_INFORMATION GIVEN_.
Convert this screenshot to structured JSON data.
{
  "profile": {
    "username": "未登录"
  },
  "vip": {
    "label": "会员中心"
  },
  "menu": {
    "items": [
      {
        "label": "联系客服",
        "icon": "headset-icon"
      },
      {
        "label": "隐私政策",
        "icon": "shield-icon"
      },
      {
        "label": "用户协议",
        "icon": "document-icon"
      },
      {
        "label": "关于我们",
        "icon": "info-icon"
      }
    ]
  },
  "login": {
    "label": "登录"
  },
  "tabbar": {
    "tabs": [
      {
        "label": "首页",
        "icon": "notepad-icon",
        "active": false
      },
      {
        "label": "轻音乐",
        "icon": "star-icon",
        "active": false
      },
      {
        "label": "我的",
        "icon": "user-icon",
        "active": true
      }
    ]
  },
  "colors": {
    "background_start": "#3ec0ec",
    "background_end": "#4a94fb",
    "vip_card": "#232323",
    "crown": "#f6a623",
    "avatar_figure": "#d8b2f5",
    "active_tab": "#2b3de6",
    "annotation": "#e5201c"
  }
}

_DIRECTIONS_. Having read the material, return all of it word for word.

_RESULT FOR THIS TASK_.
Convert this screenshot to structured JSON data.
{
  "profile": {
    "username": "未登录"
  },
  "vip": {
    "label": "会员中心"
  },
  "menu": {
    "items": [
      {
        "label": "联系客服",
        "icon": "headset-icon"
      },
      {
        "label": "隐私政策",
        "icon": "shield-icon"
      },
      {
        "label": "用户协议",
        "icon": "document-icon"
      },
      {
        "label": "关于我们",
        "icon": "info-icon"
      }
    ]
  },
  "login": {
    "label": "登录"
  },
  "tabbar": {
    "tabs": [
      {
        "label": "首页",
        "icon": "notepad-icon",
        "active": false
      },
      {
        "label": "轻音乐",
        "icon": "star-icon",
        "active": false
      },
      {
        "label": "我的",
        "icon": "user-icon",
        "active": true
      }
    ]
  },
  "colors": {
    "background_start": "#3ec0ec",
    "background_end": "#4a94fb",
    "vip_card": "#232323",
    "crown": "#f6a623",
    "avatar_figure": "#d8b2f5",
    "active_tab": "#2b3de6",
    "annotation": "#e5201c"
  }
}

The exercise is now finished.